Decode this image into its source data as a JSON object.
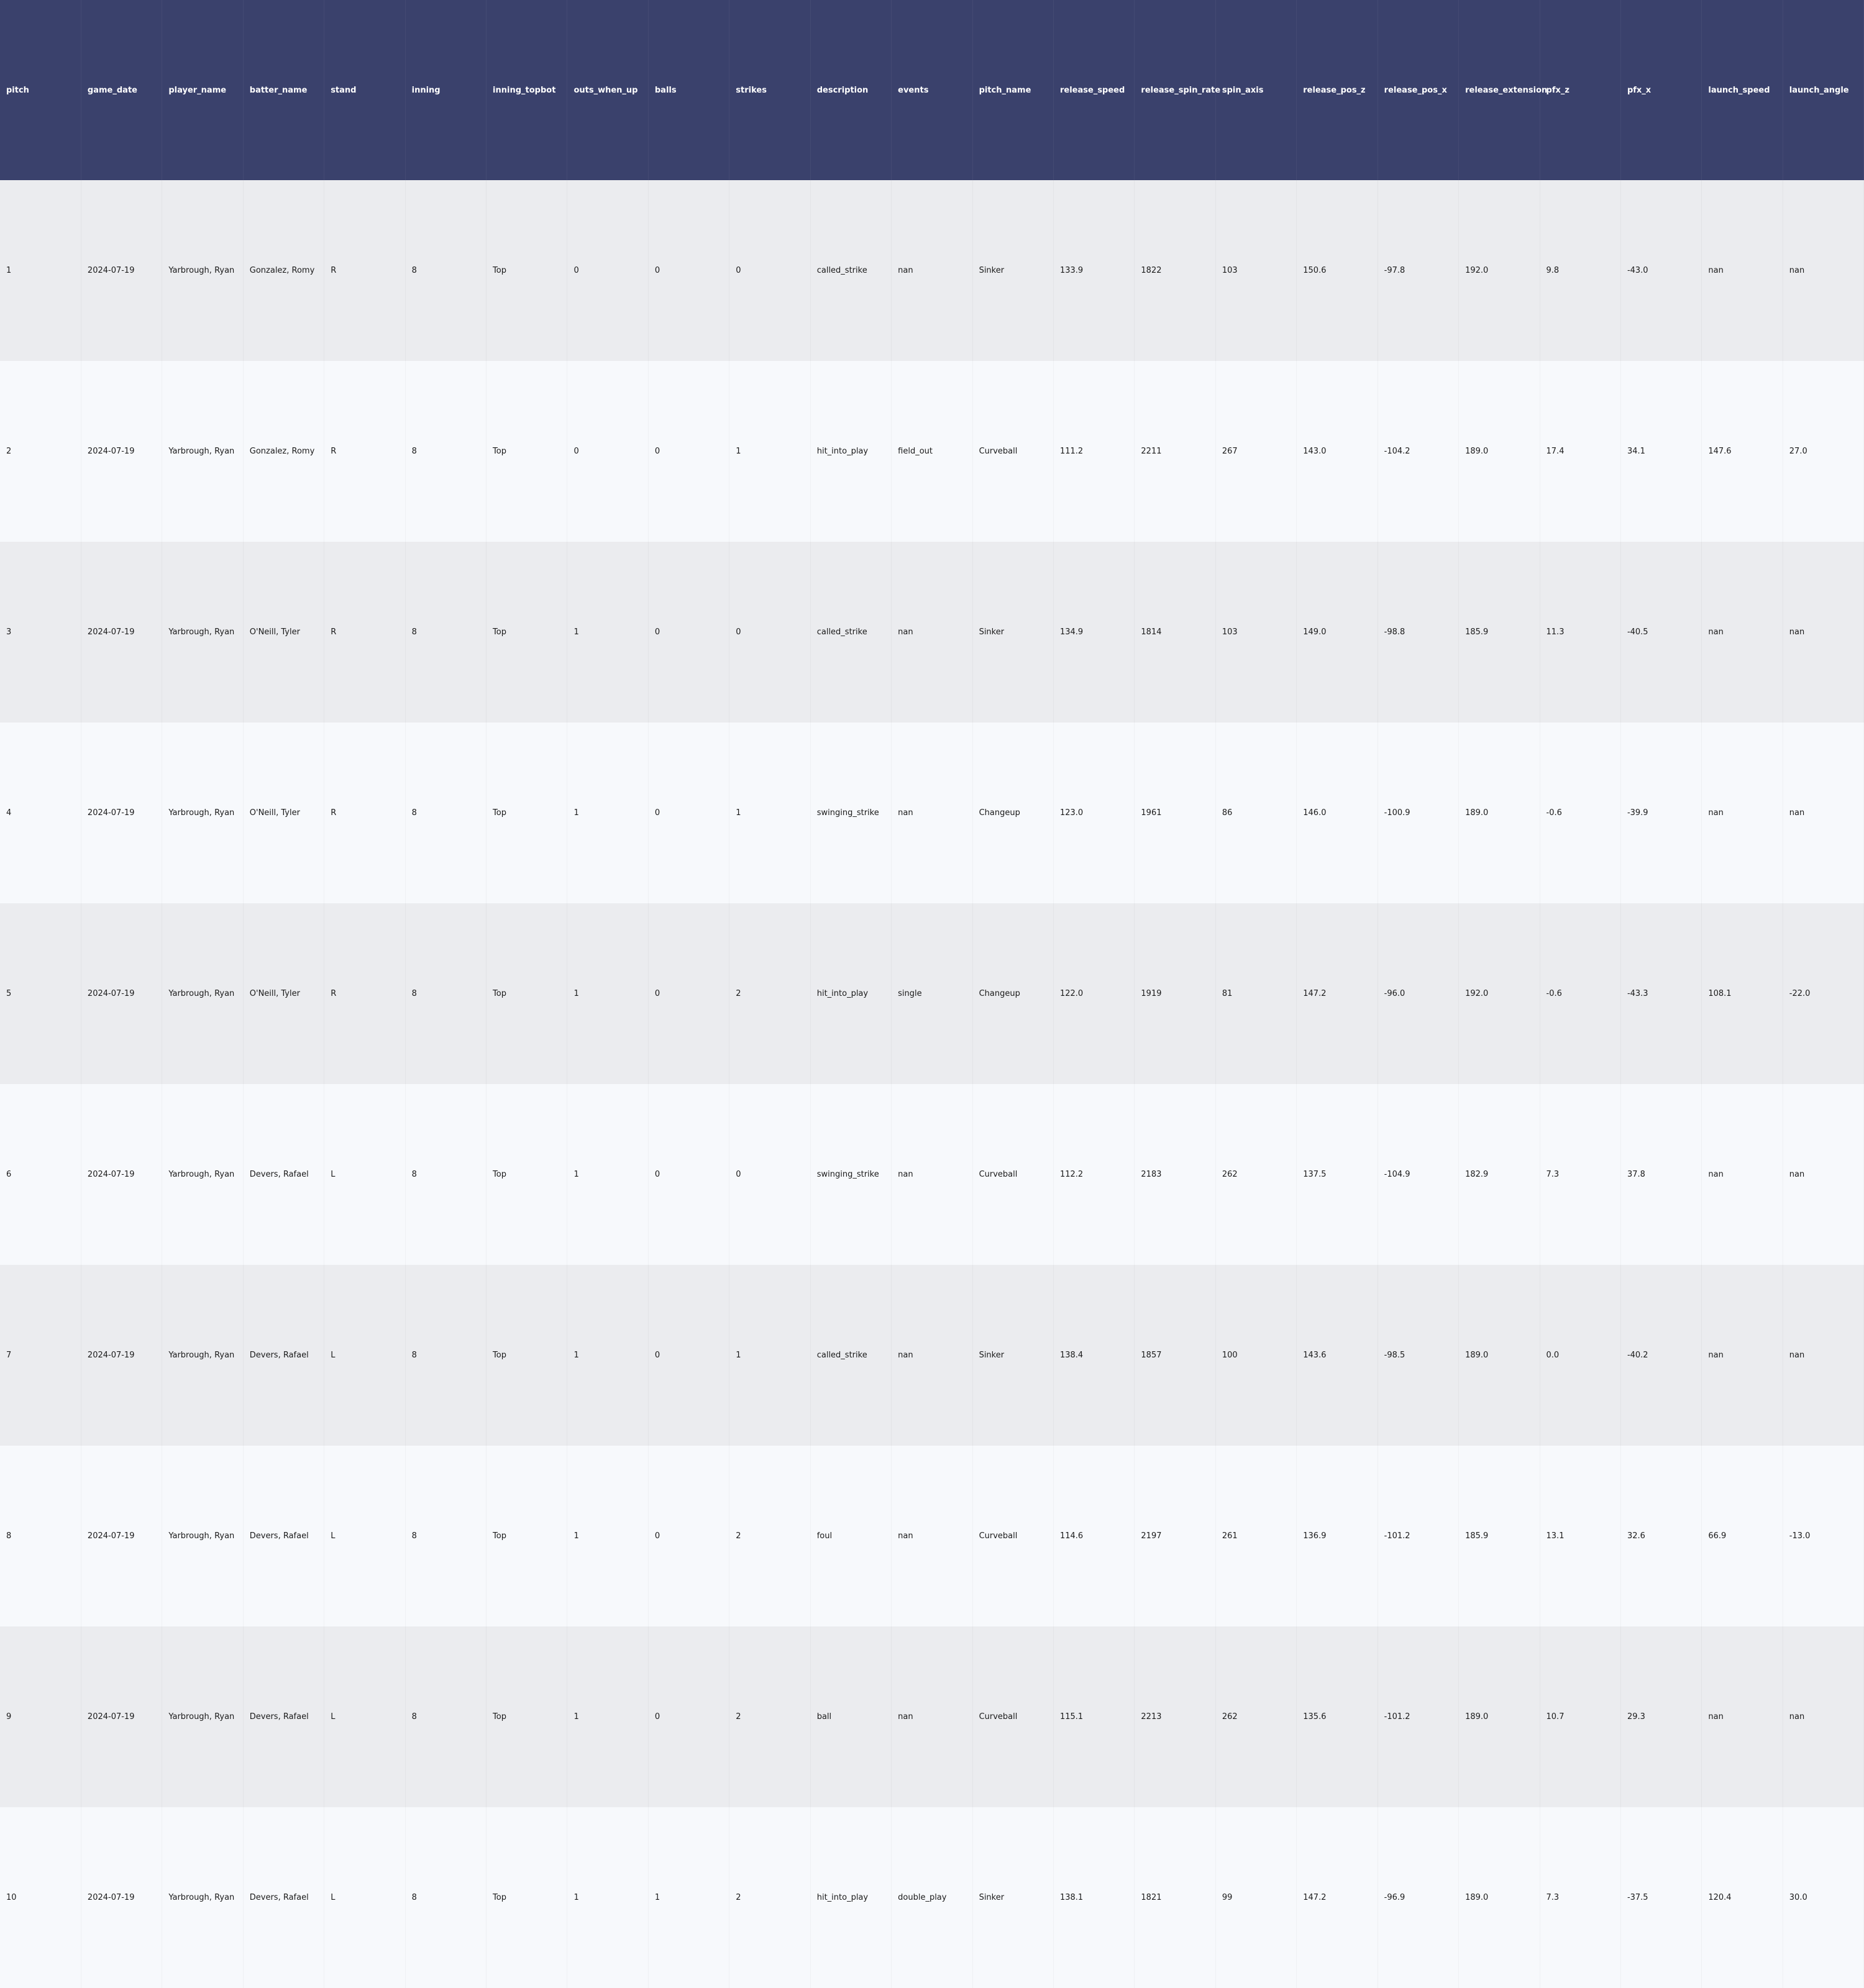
{
  "chart_data": {
    "type": "table",
    "columns": [
      "pitch",
      "game_date",
      "player_name",
      "batter_name",
      "stand",
      "inning",
      "inning_topbot",
      "outs_when_up",
      "balls",
      "strikes",
      "description",
      "events",
      "pitch_name",
      "release_speed",
      "release_spin_rate",
      "spin_axis",
      "release_pos_z",
      "release_pos_x",
      "release_extension",
      "pfx_z",
      "pfx_x",
      "launch_speed",
      "launch_angle"
    ],
    "rows": [
      [
        "1",
        "2024-07-19",
        "Yarbrough, Ryan",
        "Gonzalez, Romy",
        "R",
        "8",
        "Top",
        "0",
        "0",
        "0",
        "called_strike",
        "nan",
        "Sinker",
        "133.9",
        "1822",
        "103",
        "150.6",
        "-97.8",
        "192.0",
        "9.8",
        "-43.0",
        "nan",
        "nan"
      ],
      [
        "2",
        "2024-07-19",
        "Yarbrough, Ryan",
        "Gonzalez, Romy",
        "R",
        "8",
        "Top",
        "0",
        "0",
        "1",
        "hit_into_play",
        "field_out",
        "Curveball",
        "111.2",
        "2211",
        "267",
        "143.0",
        "-104.2",
        "189.0",
        "17.4",
        "34.1",
        "147.6",
        "27.0"
      ],
      [
        "3",
        "2024-07-19",
        "Yarbrough, Ryan",
        "O'Neill, Tyler",
        "R",
        "8",
        "Top",
        "1",
        "0",
        "0",
        "called_strike",
        "nan",
        "Sinker",
        "134.9",
        "1814",
        "103",
        "149.0",
        "-98.8",
        "185.9",
        "11.3",
        "-40.5",
        "nan",
        "nan"
      ],
      [
        "4",
        "2024-07-19",
        "Yarbrough, Ryan",
        "O'Neill, Tyler",
        "R",
        "8",
        "Top",
        "1",
        "0",
        "1",
        "swinging_strike",
        "nan",
        "Changeup",
        "123.0",
        "1961",
        "86",
        "146.0",
        "-100.9",
        "189.0",
        "-0.6",
        "-39.9",
        "nan",
        "nan"
      ],
      [
        "5",
        "2024-07-19",
        "Yarbrough, Ryan",
        "O'Neill, Tyler",
        "R",
        "8",
        "Top",
        "1",
        "0",
        "2",
        "hit_into_play",
        "single",
        "Changeup",
        "122.0",
        "1919",
        "81",
        "147.2",
        "-96.0",
        "192.0",
        "-0.6",
        "-43.3",
        "108.1",
        "-22.0"
      ],
      [
        "6",
        "2024-07-19",
        "Yarbrough, Ryan",
        "Devers, Rafael",
        "L",
        "8",
        "Top",
        "1",
        "0",
        "0",
        "swinging_strike",
        "nan",
        "Curveball",
        "112.2",
        "2183",
        "262",
        "137.5",
        "-104.9",
        "182.9",
        "7.3",
        "37.8",
        "nan",
        "nan"
      ],
      [
        "7",
        "2024-07-19",
        "Yarbrough, Ryan",
        "Devers, Rafael",
        "L",
        "8",
        "Top",
        "1",
        "0",
        "1",
        "called_strike",
        "nan",
        "Sinker",
        "138.4",
        "1857",
        "100",
        "143.6",
        "-98.5",
        "189.0",
        "0.0",
        "-40.2",
        "nan",
        "nan"
      ],
      [
        "8",
        "2024-07-19",
        "Yarbrough, Ryan",
        "Devers, Rafael",
        "L",
        "8",
        "Top",
        "1",
        "0",
        "2",
        "foul",
        "nan",
        "Curveball",
        "114.6",
        "2197",
        "261",
        "136.9",
        "-101.2",
        "185.9",
        "13.1",
        "32.6",
        "66.9",
        "-13.0"
      ],
      [
        "9",
        "2024-07-19",
        "Yarbrough, Ryan",
        "Devers, Rafael",
        "L",
        "8",
        "Top",
        "1",
        "0",
        "2",
        "ball",
        "nan",
        "Curveball",
        "115.1",
        "2213",
        "262",
        "135.6",
        "-101.2",
        "189.0",
        "10.7",
        "29.3",
        "nan",
        "nan"
      ],
      [
        "10",
        "2024-07-19",
        "Yarbrough, Ryan",
        "Devers, Rafael",
        "L",
        "8",
        "Top",
        "1",
        "1",
        "2",
        "hit_into_play",
        "double_play",
        "Sinker",
        "138.1",
        "1821",
        "99",
        "147.2",
        "-96.9",
        "189.0",
        "7.3",
        "-37.5",
        "120.4",
        "30.0"
      ]
    ],
    "header_color": "#3a416c",
    "header_text_color": "#ffffff",
    "row_colors": [
      "#ebecef",
      "#f7f9fc"
    ]
  }
}
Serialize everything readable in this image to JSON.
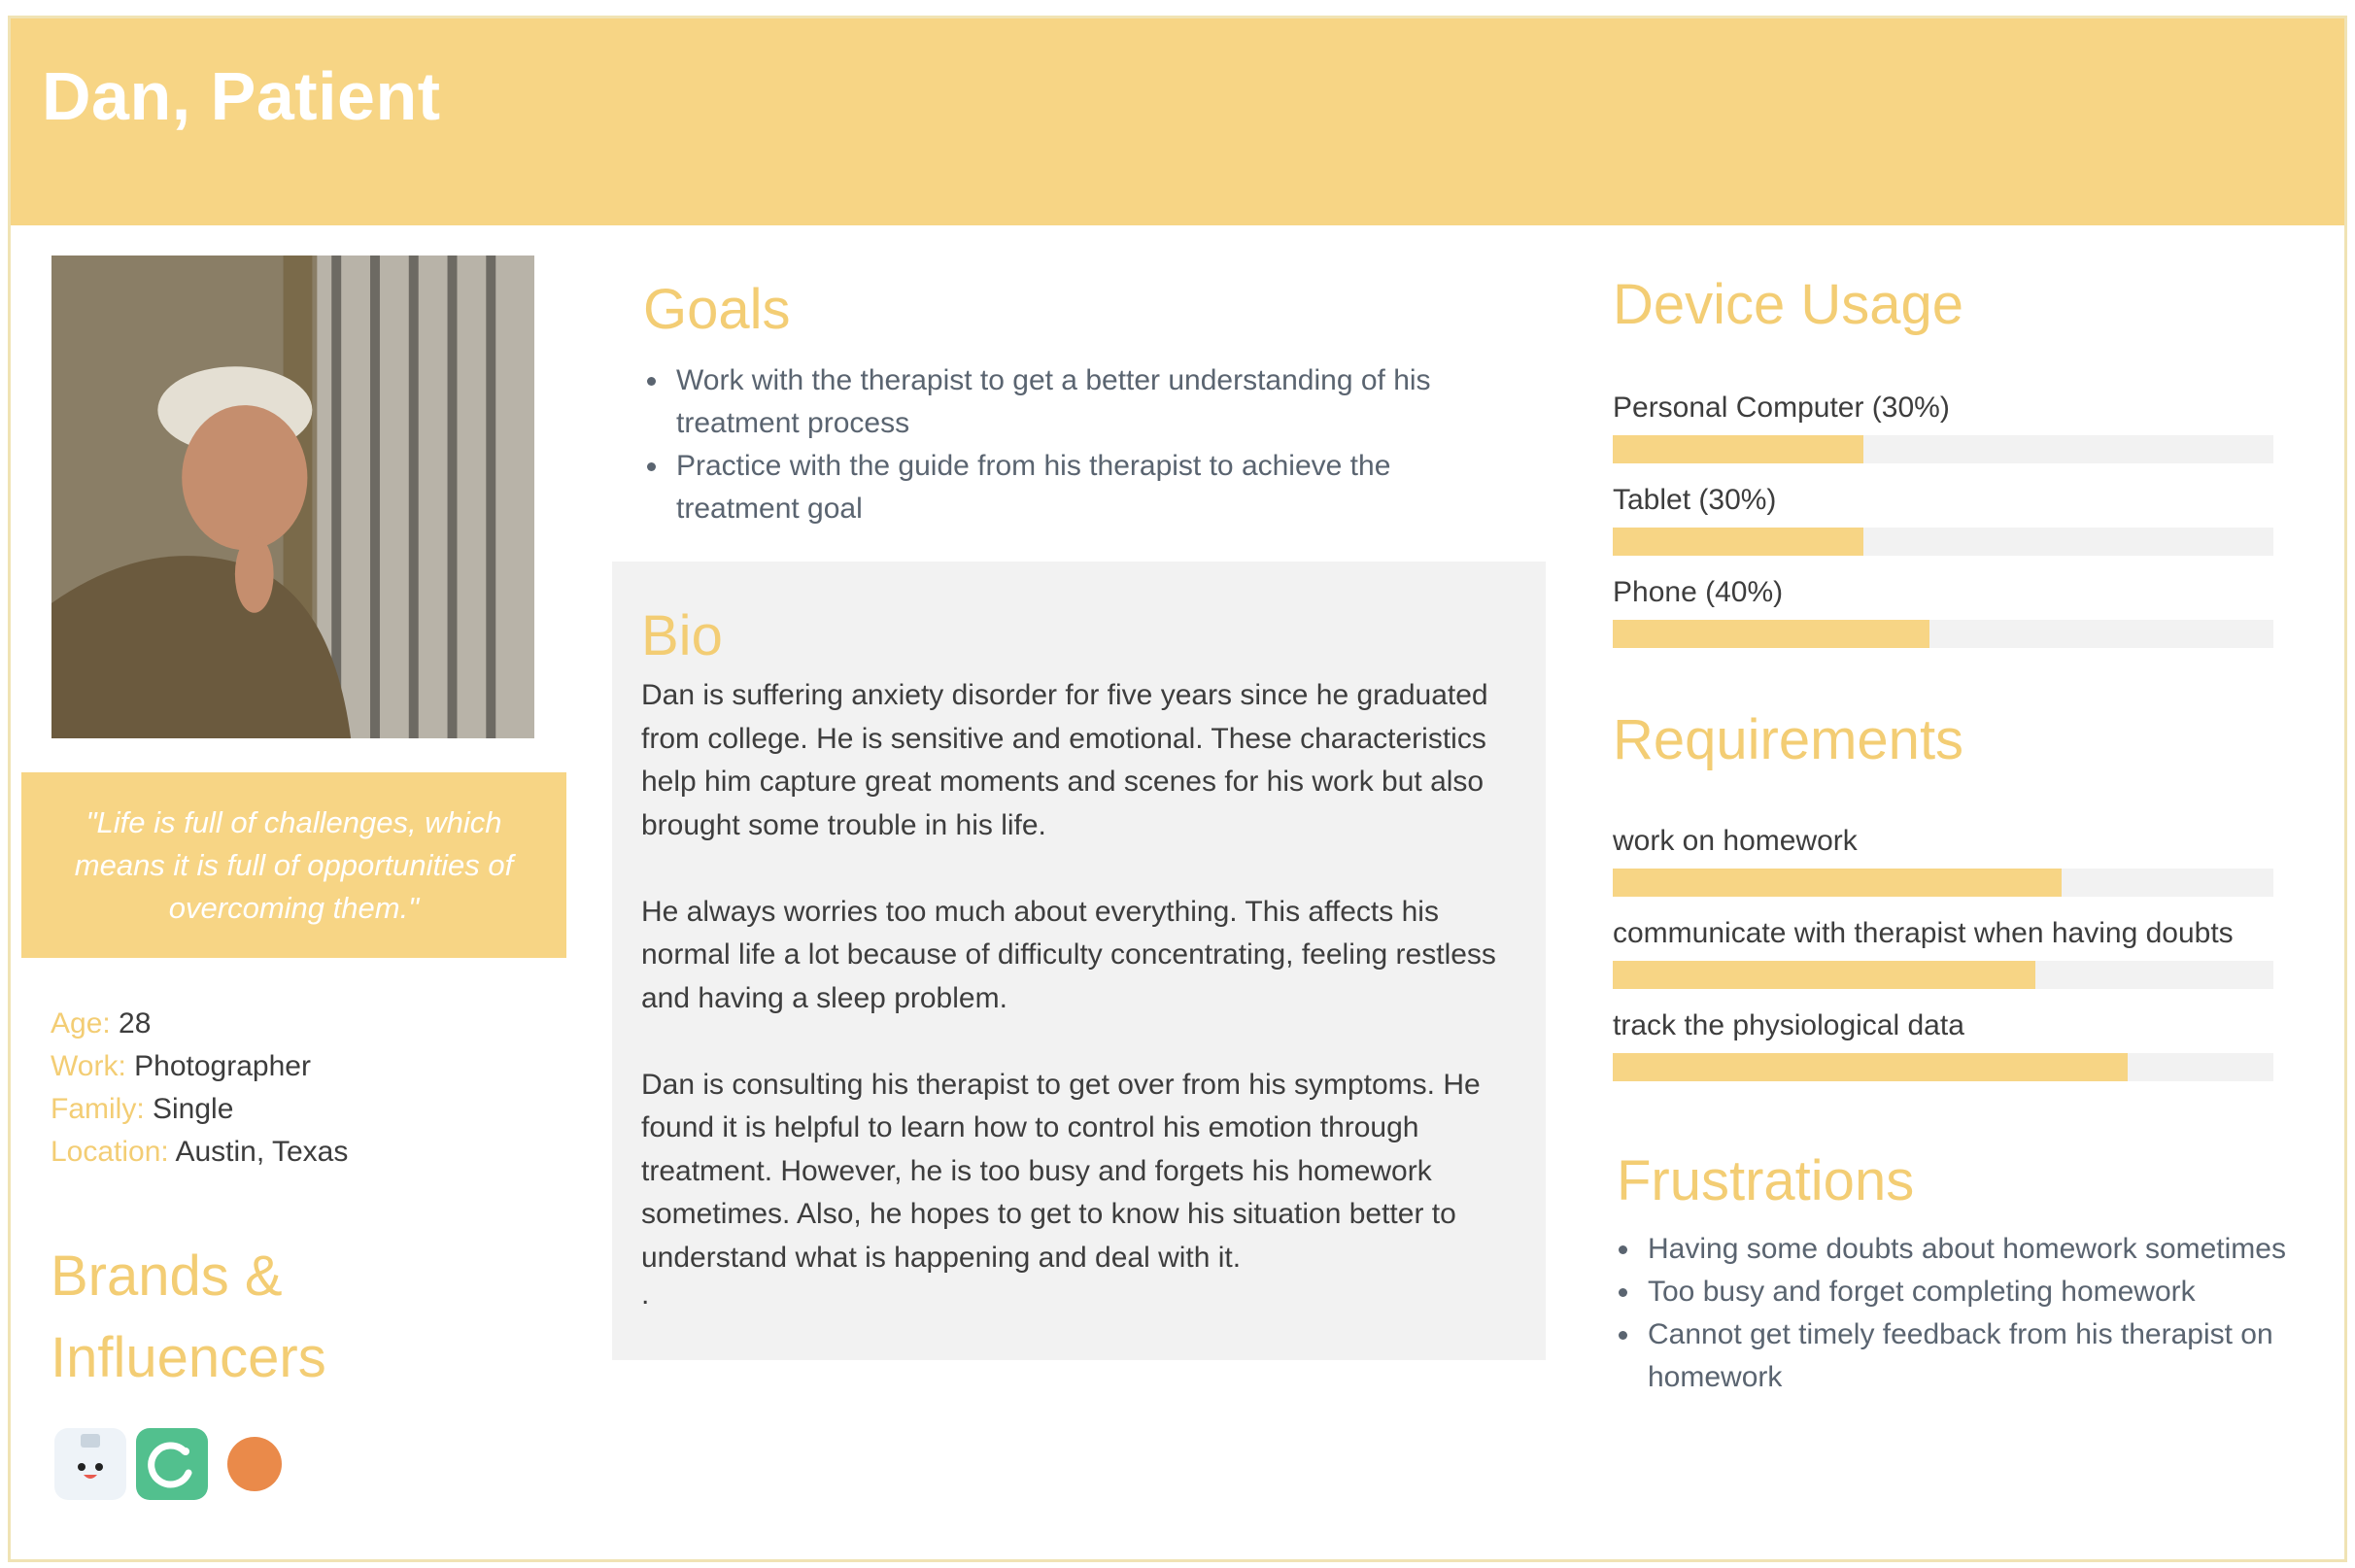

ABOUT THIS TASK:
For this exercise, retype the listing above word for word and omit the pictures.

RESULT OF THE TASK:
Decode this image into its source data as a JSON object.
{
  "chart_data": {
    "type": "table",
    "columns": [
      "pitch",
      "game_date",
      "player_name",
      "batter_name",
      "stand",
      "inning",
      "inning_topbot",
      "outs_when_up",
      "balls",
      "strikes",
      "description",
      "events",
      "pitch_name",
      "release_speed",
      "release_spin_rate",
      "spin_axis",
      "release_pos_z",
      "release_pos_x",
      "release_extension",
      "pfx_z",
      "pfx_x",
      "launch_speed",
      "launch_angle"
    ],
    "rows": [
      [
        "1",
        "2024-07-19",
        "Yarbrough, Ryan",
        "Gonzalez, Romy",
        "R",
        "8",
        "Top",
        "0",
        "0",
        "0",
        "called_strike",
        "nan",
        "Sinker",
        "133.9",
        "1822",
        "103",
        "150.6",
        "-97.8",
        "192.0",
        "9.8",
        "-43.0",
        "nan",
        "nan"
      ],
      [
        "2",
        "2024-07-19",
        "Yarbrough, Ryan",
        "Gonzalez, Romy",
        "R",
        "8",
        "Top",
        "0",
        "0",
        "1",
        "hit_into_play",
        "field_out",
        "Curveball",
        "111.2",
        "2211",
        "267",
        "143.0",
        "-104.2",
        "189.0",
        "17.4",
        "34.1",
        "147.6",
        "27.0"
      ],
      [
        "3",
        "2024-07-19",
        "Yarbrough, Ryan",
        "O'Neill, Tyler",
        "R",
        "8",
        "Top",
        "1",
        "0",
        "0",
        "called_strike",
        "nan",
        "Sinker",
        "134.9",
        "1814",
        "103",
        "149.0",
        "-98.8",
        "185.9",
        "11.3",
        "-40.5",
        "nan",
        "nan"
      ],
      [
        "4",
        "2024-07-19",
        "Yarbrough, Ryan",
        "O'Neill, Tyler",
        "R",
        "8",
        "Top",
        "1",
        "0",
        "1",
        "swinging_strike",
        "nan",
        "Changeup",
        "123.0",
        "1961",
        "86",
        "146.0",
        "-100.9",
        "189.0",
        "-0.6",
        "-39.9",
        "nan",
        "nan"
      ],
      [
        "5",
        "2024-07-19",
        "Yarbrough, Ryan",
        "O'Neill, Tyler",
        "R",
        "8",
        "Top",
        "1",
        "0",
        "2",
        "hit_into_play",
        "single",
        "Changeup",
        "122.0",
        "1919",
        "81",
        "147.2",
        "-96.0",
        "192.0",
        "-0.6",
        "-43.3",
        "108.1",
        "-22.0"
      ],
      [
        "6",
        "2024-07-19",
        "Yarbrough, Ryan",
        "Devers, Rafael",
        "L",
        "8",
        "Top",
        "1",
        "0",
        "0",
        "swinging_strike",
        "nan",
        "Curveball",
        "112.2",
        "2183",
        "262",
        "137.5",
        "-104.9",
        "182.9",
        "7.3",
        "37.8",
        "nan",
        "nan"
      ],
      [
        "7",
        "2024-07-19",
        "Yarbrough, Ryan",
        "Devers, Rafael",
        "L",
        "8",
        "Top",
        "1",
        "0",
        "1",
        "called_strike",
        "nan",
        "Sinker",
        "138.4",
        "1857",
        "100",
        "143.6",
        "-98.5",
        "189.0",
        "0.0",
        "-40.2",
        "nan",
        "nan"
      ],
      [
        "8",
        "2024-07-19",
        "Yarbrough, Ryan",
        "Devers, Rafael",
        "L",
        "8",
        "Top",
        "1",
        "0",
        "2",
        "foul",
        "nan",
        "Curveball",
        "114.6",
        "2197",
        "261",
        "136.9",
        "-101.2",
        "185.9",
        "13.1",
        "32.6",
        "66.9",
        "-13.0"
      ],
      [
        "9",
        "2024-07-19",
        "Yarbrough, Ryan",
        "Devers, Rafael",
        "L",
        "8",
        "Top",
        "1",
        "0",
        "2",
        "ball",
        "nan",
        "Curveball",
        "115.1",
        "2213",
        "262",
        "135.6",
        "-101.2",
        "189.0",
        "10.7",
        "29.3",
        "nan",
        "nan"
      ],
      [
        "10",
        "2024-07-19",
        "Yarbrough, Ryan",
        "Devers, Rafael",
        "L",
        "8",
        "Top",
        "1",
        "1",
        "2",
        "hit_into_play",
        "double_play",
        "Sinker",
        "138.1",
        "1821",
        "99",
        "147.2",
        "-96.9",
        "189.0",
        "7.3",
        "-37.5",
        "120.4",
        "30.0"
      ]
    ],
    "header_color": "#3a416c",
    "header_text_color": "#ffffff",
    "row_colors": [
      "#ebecef",
      "#f7f9fc"
    ]
  }
}
Serialize everything readable in this image to JSON.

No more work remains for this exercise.